There's nothing wrong with feeling angry. It's an emotion that at certain time has its uses; for example if someone was to take something from you anger can ready you to respond. However frequent anger outbursts or anger directed towards yourself can significantly impact on your wellbeing. Difficulty controlling your anger can impact on your relationships, work and reputation.
WhEN DOES ANGER BECOME A PROBLEM?
It's normal for people to feel angry from time to time. Anger becomes a problem when the intensity of outbursts, the frequency and uncontrollable nature become more prominent.
Anger can lead people to lash out at others which in turn leads to them being fearful of you. This can spill over effects onto your relationships. Partners may leave, children may not want to talk or friendships end because of anger.
People with anger problems are triggered relatively easily; they may fly off the handle and resort to physical acts of aggression leading to trouble with the law. Anger outbursts can have significant financial consequences. Anger can lead to problems at work, clients that irritate you or colleagues who get under your skin. This, in turn, affects your work performance and satisfaction you derive from work.
Turning to unhelpful coping strategies; alcohol and drugs use to contain the anger.
How can a psychologist help with my anger?
Increasing your awareness of triggers. Exploring times when you have become angry to find triggers. Exploring with your psychologist those comments, people, actions that made you feel angry. Trying to bring out what about those triggers made you angry.
Learning anger management techniques. With your psychologist, you can practice and with time master various techniques to nip your anger outbursts in the bud.
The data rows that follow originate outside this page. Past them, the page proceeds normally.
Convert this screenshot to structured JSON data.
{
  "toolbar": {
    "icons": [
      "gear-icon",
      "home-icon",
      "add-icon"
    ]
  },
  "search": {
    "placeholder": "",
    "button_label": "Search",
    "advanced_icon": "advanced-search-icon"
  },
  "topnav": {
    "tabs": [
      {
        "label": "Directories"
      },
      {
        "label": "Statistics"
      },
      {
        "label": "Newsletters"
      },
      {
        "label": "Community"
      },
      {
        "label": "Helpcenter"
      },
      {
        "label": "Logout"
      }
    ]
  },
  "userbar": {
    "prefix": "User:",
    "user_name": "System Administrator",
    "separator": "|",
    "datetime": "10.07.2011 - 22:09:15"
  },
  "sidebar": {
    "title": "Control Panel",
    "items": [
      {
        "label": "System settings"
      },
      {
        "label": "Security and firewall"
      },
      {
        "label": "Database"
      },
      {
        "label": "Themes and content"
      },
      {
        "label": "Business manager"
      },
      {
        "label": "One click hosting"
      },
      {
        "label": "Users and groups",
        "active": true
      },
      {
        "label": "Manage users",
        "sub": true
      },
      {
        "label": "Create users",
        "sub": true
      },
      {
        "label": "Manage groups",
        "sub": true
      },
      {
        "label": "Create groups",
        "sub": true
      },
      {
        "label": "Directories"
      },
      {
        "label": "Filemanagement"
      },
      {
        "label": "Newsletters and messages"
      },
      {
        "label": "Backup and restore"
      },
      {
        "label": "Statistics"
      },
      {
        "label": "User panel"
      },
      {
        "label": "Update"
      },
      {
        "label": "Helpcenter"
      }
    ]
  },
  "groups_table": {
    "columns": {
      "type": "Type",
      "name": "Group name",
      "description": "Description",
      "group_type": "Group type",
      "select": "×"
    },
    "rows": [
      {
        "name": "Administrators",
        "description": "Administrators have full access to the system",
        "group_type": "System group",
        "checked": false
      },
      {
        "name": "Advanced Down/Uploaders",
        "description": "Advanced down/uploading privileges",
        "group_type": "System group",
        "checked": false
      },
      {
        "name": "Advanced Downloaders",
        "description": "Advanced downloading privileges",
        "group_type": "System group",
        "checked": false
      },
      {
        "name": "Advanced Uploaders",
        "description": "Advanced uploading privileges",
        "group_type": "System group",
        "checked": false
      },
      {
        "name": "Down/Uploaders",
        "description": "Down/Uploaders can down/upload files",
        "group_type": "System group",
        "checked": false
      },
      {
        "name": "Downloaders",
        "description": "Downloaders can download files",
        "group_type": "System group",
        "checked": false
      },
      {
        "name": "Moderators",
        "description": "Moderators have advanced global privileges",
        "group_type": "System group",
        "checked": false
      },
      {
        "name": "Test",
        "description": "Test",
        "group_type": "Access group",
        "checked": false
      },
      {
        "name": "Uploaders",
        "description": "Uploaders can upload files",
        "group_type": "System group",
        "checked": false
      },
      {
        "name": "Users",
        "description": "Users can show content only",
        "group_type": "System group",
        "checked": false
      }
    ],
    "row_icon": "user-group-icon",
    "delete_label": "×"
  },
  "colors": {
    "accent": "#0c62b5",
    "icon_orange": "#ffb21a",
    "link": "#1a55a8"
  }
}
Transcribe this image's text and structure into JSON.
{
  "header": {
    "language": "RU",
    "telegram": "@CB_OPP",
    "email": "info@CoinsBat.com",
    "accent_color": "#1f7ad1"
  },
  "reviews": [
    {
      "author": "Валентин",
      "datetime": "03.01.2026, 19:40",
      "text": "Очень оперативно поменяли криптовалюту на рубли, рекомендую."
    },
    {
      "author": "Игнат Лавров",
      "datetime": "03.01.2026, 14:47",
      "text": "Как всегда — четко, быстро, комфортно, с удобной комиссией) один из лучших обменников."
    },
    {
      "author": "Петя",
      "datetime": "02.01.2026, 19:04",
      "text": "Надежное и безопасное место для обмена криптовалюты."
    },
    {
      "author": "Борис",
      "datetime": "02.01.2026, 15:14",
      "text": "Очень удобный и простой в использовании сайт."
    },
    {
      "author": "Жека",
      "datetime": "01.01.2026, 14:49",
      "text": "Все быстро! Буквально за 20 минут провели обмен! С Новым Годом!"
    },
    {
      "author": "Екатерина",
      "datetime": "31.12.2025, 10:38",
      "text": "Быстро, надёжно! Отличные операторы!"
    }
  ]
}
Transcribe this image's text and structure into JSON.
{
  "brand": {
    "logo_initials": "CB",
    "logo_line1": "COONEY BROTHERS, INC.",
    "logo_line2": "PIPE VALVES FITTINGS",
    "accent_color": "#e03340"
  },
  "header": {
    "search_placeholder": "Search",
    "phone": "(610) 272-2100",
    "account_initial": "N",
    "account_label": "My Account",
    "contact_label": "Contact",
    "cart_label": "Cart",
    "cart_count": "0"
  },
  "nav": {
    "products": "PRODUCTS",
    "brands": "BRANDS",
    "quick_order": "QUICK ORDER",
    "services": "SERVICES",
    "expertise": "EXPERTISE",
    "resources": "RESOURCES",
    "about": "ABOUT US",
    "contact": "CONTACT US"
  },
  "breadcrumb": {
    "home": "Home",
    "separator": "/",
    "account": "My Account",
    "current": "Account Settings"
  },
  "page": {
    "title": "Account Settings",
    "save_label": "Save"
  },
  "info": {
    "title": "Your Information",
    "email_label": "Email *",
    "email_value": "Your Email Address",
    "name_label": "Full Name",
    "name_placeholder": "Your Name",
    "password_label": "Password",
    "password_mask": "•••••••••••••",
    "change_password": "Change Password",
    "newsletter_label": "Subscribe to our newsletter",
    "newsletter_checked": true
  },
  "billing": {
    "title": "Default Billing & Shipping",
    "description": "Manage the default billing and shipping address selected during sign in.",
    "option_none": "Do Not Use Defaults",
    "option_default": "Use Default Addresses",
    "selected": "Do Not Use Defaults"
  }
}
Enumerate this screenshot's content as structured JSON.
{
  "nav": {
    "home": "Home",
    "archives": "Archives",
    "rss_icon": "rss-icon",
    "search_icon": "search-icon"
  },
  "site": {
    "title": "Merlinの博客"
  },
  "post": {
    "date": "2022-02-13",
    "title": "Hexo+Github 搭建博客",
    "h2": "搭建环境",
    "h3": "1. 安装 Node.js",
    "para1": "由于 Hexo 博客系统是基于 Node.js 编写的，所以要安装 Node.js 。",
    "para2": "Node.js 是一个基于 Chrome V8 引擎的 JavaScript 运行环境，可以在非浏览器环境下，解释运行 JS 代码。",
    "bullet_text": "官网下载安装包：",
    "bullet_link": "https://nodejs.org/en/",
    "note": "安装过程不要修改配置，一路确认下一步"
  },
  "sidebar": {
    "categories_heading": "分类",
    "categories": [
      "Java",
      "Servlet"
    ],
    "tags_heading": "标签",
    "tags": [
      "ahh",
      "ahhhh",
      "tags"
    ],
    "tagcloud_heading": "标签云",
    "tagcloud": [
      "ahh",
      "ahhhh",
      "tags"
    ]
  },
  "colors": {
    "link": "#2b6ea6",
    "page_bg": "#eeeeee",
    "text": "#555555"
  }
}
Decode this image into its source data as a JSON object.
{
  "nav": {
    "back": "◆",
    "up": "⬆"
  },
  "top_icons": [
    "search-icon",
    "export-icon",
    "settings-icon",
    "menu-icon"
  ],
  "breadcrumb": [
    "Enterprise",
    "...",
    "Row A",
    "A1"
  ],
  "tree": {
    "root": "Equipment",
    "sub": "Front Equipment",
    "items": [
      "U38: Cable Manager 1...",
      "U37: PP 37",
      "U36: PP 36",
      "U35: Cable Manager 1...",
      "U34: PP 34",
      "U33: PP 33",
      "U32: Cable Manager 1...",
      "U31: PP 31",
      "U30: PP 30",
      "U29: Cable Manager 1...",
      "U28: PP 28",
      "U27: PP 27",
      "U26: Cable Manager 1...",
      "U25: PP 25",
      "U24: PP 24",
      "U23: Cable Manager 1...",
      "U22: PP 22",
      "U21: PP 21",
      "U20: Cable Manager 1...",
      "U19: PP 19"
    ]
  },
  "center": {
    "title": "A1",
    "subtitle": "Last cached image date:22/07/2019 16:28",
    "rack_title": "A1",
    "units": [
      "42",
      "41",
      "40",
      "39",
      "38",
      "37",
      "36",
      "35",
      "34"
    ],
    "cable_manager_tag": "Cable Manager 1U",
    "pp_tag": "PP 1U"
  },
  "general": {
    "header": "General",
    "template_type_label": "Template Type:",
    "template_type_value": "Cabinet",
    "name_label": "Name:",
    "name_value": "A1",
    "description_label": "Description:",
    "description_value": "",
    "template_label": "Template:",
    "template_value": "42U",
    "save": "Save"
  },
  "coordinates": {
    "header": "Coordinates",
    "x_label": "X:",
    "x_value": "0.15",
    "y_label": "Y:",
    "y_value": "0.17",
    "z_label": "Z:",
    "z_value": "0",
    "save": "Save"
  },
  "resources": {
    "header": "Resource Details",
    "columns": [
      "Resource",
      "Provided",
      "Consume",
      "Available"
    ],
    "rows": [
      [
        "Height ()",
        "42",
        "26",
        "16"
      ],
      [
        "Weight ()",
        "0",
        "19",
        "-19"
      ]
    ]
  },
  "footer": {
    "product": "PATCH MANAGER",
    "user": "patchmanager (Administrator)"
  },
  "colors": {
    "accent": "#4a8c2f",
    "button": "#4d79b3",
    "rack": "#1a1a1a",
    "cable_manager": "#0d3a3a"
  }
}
Improving communication skills and negotiating your needs. Often anger outbursts can be averted by better communication. Your psychologist can help you to stop and listen to what is being said, and how to respond in a way that is appropriate and gets your needs met.